▸ **Problem requirements**
Restate the listing word for word; omit the images.

▸ **Data to process**
____________

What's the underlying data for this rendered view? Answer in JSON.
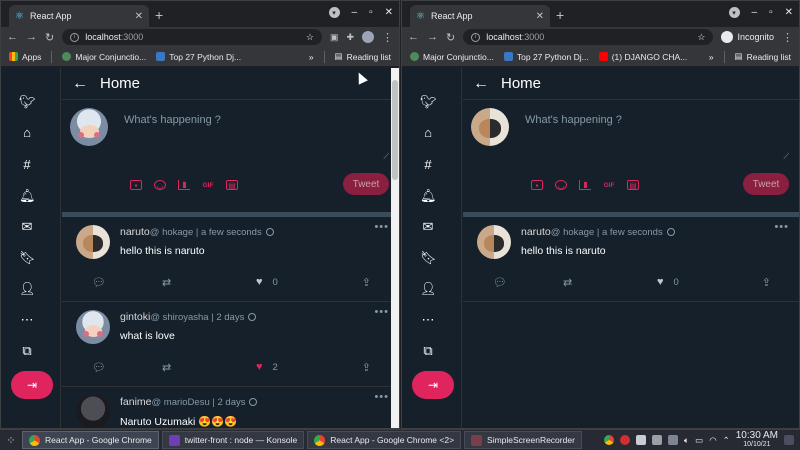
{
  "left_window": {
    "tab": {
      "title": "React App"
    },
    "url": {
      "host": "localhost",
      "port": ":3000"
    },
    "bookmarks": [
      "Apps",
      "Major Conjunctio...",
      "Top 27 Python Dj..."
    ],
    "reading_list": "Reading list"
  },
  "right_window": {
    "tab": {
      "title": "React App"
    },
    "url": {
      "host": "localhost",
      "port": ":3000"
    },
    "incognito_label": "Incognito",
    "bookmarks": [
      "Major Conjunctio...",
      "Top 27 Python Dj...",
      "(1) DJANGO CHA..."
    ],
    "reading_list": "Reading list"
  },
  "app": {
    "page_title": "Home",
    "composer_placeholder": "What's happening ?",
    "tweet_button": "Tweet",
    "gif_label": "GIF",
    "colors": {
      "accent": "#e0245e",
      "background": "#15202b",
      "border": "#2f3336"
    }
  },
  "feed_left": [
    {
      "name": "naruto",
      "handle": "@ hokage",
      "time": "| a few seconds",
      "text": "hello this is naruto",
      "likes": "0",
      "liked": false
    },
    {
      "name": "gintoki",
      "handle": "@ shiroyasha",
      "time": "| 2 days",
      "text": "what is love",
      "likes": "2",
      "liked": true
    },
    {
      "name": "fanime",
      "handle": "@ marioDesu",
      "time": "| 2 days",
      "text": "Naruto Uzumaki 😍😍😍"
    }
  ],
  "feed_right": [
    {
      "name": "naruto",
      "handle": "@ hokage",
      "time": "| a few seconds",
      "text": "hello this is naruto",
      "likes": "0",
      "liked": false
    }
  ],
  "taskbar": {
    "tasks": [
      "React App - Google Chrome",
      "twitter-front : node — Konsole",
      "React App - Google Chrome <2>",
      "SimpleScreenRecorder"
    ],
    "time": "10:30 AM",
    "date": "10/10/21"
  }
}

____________

▸ **Output for this exercise**
What's the underlying data for this rendered view? Answer in JSON.
{
  "left_window": {
    "tab": {
      "title": "React App"
    },
    "url": {
      "host": "localhost",
      "port": ":3000"
    },
    "bookmarks": [
      "Apps",
      "Major Conjunctio...",
      "Top 27 Python Dj..."
    ],
    "reading_list": "Reading list"
  },
  "right_window": {
    "tab": {
      "title": "React App"
    },
    "url": {
      "host": "localhost",
      "port": ":3000"
    },
    "incognito_label": "Incognito",
    "bookmarks": [
      "Major Conjunctio...",
      "Top 27 Python Dj...",
      "(1) DJANGO CHA..."
    ],
    "reading_list": "Reading list"
  },
  "app": {
    "page_title": "Home",
    "composer_placeholder": "What's happening ?",
    "tweet_button": "Tweet",
    "gif_label": "GIF",
    "colors": {
      "accent": "#e0245e",
      "background": "#15202b",
      "border": "#2f3336"
    }
  },
  "feed_left": [
    {
      "name": "naruto",
      "handle": "@ hokage",
      "time": "| a few seconds",
      "text": "hello this is naruto",
      "likes": "0",
      "liked": false
    },
    {
      "name": "gintoki",
      "handle": "@ shiroyasha",
      "time": "| 2 days",
      "text": "what is love",
      "likes": "2",
      "liked": true
    },
    {
      "name": "fanime",
      "handle": "@ marioDesu",
      "time": "| 2 days",
      "text": "Naruto Uzumaki 😍😍😍"
    }
  ],
  "feed_right": [
    {
      "name": "naruto",
      "handle": "@ hokage",
      "time": "| a few seconds",
      "text": "hello this is naruto",
      "likes": "0",
      "liked": false
    }
  ],
  "taskbar": {
    "tasks": [
      "React App - Google Chrome",
      "twitter-front : node — Konsole",
      "React App - Google Chrome <2>",
      "SimpleScreenRecorder"
    ],
    "time": "10:30 AM",
    "date": "10/10/21"
  }
}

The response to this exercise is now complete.